> **Items from an interface collection**:
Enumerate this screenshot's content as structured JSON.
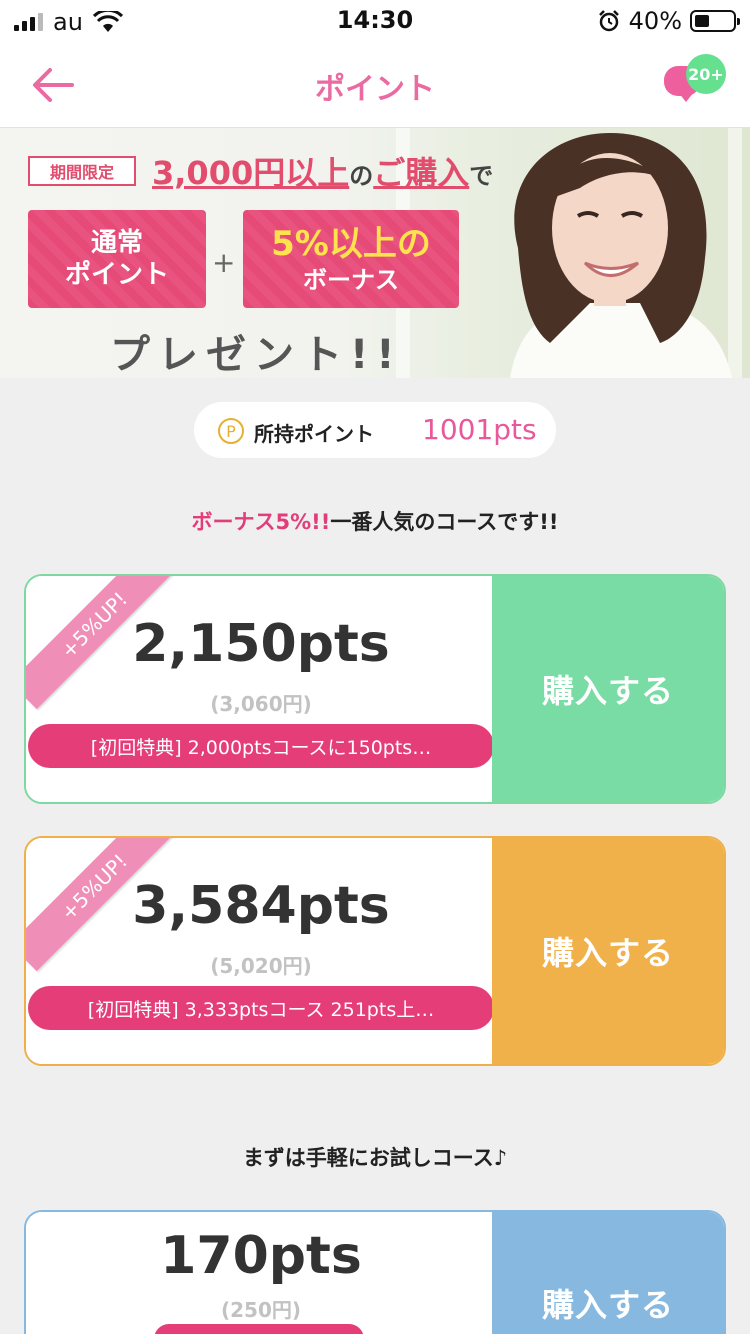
{
  "status_bar": {
    "carrier": "au",
    "time": "14:30",
    "battery": "40%",
    "battery_level": 0.4
  },
  "nav": {
    "title": "ポイント",
    "badge": "20+",
    "icons": [
      "arrow-left-icon",
      "chat-bubble-icon"
    ]
  },
  "banner": {
    "limited": "期間限定",
    "headline_amount": "3,000円以上",
    "headline_no": "の",
    "headline_purchase": "ご購入",
    "headline_de": "で",
    "box_left": "通常\nポイント",
    "plus": "+",
    "box_right_highlight": "5%以上の",
    "box_right_rest": "ボーナス",
    "present": "プレゼント!!"
  },
  "owned_points": {
    "coin_symbol": "P",
    "label": "所持ポイント",
    "value": "1001pts"
  },
  "popular_msg": {
    "highlight": "ボーナス5%!!",
    "rest": "一番人気のコースです!!"
  },
  "trial_msg": "まずは手軽にお試しコース♪",
  "courses": [
    {
      "ribbon": "+5%UP!",
      "points": "2,150pts",
      "price": "(3,060円)",
      "perk": "[初回特典] 2,000ptsコースに150pts…",
      "buy_label": "購入する",
      "color": "#79dca4"
    },
    {
      "ribbon": "+5%UP!",
      "points": "3,584pts",
      "price": "(5,020円)",
      "perk": "[初回特典] 3,333ptsコース 251pts上…",
      "buy_label": "購入する",
      "color": "#f1b14a"
    },
    {
      "points": "170pts",
      "price": "(250円)",
      "buy_label": "購入する",
      "color": "#87b9e0"
    }
  ]
}
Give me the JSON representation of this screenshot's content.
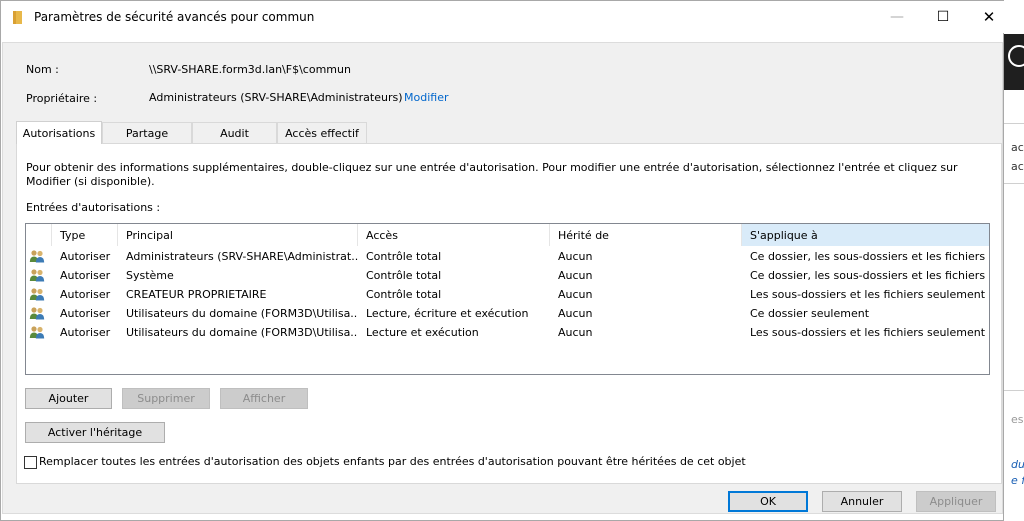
{
  "window": {
    "title": "Paramètres de sécurité avancés pour commun",
    "controls": {
      "minimize": "—",
      "maximize": "☐",
      "close": "✕"
    }
  },
  "fields": {
    "name_label": "Nom :",
    "name_value": "\\\\SRV-SHARE.form3d.lan\\F$\\commun",
    "owner_label": "Propriétaire :",
    "owner_value": "Administrateurs (SRV-SHARE\\Administrateurs)",
    "owner_link": "Modifier"
  },
  "tabs": [
    {
      "label": "Autorisations",
      "active": true
    },
    {
      "label": "Partage",
      "active": false
    },
    {
      "label": "Audit",
      "active": false
    },
    {
      "label": "Accès effectif",
      "active": false
    }
  ],
  "info_text": "Pour obtenir des informations supplémentaires, double-cliquez sur une entrée d'autorisation. Pour modifier une entrée d'autorisation, sélectionnez l'entrée et cliquez sur Modifier (si disponible).",
  "entries_label": "Entrées d'autorisations :",
  "columns": [
    "Type",
    "Principal",
    "Accès",
    "Hérité de",
    "S'applique à"
  ],
  "rows": [
    {
      "icon": "users-icon",
      "type": "Autoriser",
      "principal": "Administrateurs (SRV-SHARE\\Administrat...",
      "access": "Contrôle total",
      "inherited": "Aucun",
      "applies": "Ce dossier, les sous-dossiers et les fichiers"
    },
    {
      "icon": "users-icon",
      "type": "Autoriser",
      "principal": "Système",
      "access": "Contrôle total",
      "inherited": "Aucun",
      "applies": "Ce dossier, les sous-dossiers et les fichiers"
    },
    {
      "icon": "users-icon",
      "type": "Autoriser",
      "principal": "CREATEUR PROPRIETAIRE",
      "access": "Contrôle total",
      "inherited": "Aucun",
      "applies": "Les sous-dossiers et les fichiers seulement"
    },
    {
      "icon": "users-icon",
      "type": "Autoriser",
      "principal": "Utilisateurs du domaine (FORM3D\\Utilisa...",
      "access": "Lecture, écriture et exécution",
      "inherited": "Aucun",
      "applies": "Ce dossier seulement"
    },
    {
      "icon": "users-icon",
      "type": "Autoriser",
      "principal": "Utilisateurs du domaine (FORM3D\\Utilisa...",
      "access": "Lecture et exécution",
      "inherited": "Aucun",
      "applies": "Les sous-dossiers et les fichiers seulement"
    }
  ],
  "buttons": {
    "add": "Ajouter",
    "remove": "Supprimer",
    "view": "Afficher",
    "enable_inheritance": "Activer l'héritage",
    "ok": "OK",
    "cancel": "Annuler",
    "apply": "Appliquer"
  },
  "replace_checkbox": {
    "label": "Remplacer toutes les entrées d'autorisation des objets enfants par des entrées d'autorisation pouvant être héritées de cet objet",
    "checked": false
  },
  "background_window": {
    "snippets": [
      "ace",
      "ace",
      "ess",
      "du",
      "e f"
    ]
  },
  "colors": {
    "accent": "#0078d7",
    "link": "#0066cc",
    "sorted_header": "#d9ebf9",
    "dialog_bg": "#f0f0f0"
  }
}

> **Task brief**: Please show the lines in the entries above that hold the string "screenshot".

> **Completed task**:
Enumerate this screenshot's content as structured JSON.
Give me the JSON representation of this screenshot's content.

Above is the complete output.